> [EXERCISE DETAILS]: For the word "name", count the lines of the records that hold it, and give only that number.
ENTRIES PROVIDED below:
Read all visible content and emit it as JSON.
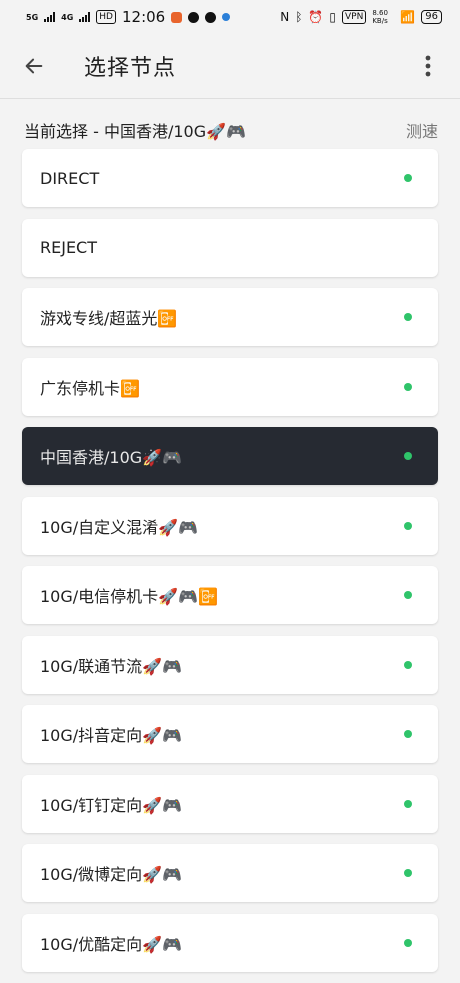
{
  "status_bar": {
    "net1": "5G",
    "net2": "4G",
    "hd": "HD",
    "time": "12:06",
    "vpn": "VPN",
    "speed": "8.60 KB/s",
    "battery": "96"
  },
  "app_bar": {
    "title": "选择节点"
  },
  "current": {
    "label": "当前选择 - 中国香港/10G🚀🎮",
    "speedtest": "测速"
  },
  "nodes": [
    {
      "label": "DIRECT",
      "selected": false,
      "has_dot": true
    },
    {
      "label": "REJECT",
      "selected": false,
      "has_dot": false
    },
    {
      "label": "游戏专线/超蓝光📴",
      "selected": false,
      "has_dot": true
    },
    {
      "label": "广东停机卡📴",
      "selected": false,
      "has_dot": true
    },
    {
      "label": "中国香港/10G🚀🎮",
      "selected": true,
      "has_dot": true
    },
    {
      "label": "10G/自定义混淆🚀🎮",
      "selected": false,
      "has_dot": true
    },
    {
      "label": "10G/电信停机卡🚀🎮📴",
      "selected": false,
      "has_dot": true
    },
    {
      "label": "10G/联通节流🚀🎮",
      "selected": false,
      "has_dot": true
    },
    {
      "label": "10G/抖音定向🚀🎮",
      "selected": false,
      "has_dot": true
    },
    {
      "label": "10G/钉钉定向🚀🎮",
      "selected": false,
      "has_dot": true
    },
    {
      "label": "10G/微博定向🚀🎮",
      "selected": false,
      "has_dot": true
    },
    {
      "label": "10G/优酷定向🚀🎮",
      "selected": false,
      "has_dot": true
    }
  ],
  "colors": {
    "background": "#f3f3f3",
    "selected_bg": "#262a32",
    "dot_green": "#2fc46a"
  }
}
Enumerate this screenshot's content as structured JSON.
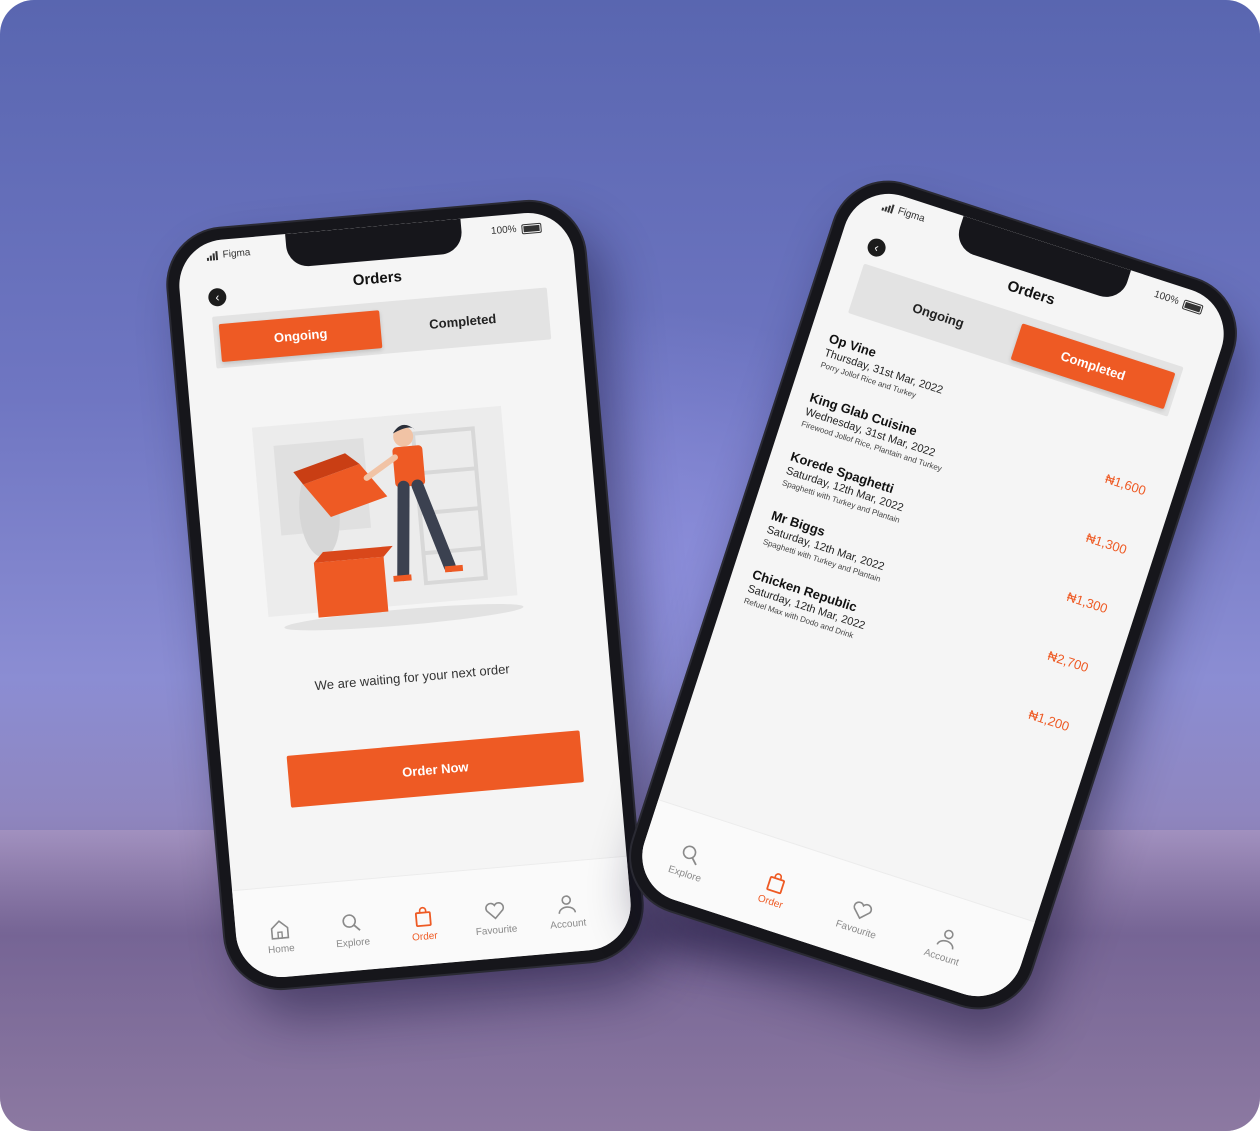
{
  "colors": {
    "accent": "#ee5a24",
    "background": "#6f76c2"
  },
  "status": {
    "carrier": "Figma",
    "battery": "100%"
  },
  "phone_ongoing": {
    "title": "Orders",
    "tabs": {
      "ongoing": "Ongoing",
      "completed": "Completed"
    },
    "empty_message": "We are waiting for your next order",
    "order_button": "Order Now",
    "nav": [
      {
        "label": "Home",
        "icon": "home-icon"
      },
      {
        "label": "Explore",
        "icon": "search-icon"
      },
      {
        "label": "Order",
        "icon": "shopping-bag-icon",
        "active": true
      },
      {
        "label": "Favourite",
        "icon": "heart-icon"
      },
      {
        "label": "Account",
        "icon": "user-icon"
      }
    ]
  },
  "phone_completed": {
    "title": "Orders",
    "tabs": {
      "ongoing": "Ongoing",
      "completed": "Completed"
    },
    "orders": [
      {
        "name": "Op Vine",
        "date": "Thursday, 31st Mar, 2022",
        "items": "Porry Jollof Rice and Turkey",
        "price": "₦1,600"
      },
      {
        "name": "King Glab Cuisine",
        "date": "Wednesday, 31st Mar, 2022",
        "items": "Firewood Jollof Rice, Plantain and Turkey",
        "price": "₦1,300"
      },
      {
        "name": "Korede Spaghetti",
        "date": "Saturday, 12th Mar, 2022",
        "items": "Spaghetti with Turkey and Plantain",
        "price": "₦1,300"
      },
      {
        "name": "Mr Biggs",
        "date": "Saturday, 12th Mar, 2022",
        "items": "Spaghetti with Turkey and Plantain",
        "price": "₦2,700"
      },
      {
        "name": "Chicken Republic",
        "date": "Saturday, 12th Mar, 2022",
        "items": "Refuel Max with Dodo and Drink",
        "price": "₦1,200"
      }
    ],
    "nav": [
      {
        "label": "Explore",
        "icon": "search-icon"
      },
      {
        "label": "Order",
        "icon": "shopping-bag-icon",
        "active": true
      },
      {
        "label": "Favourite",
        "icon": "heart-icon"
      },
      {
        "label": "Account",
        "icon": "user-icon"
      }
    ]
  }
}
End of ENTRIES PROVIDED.
> [OUTPUT]: 5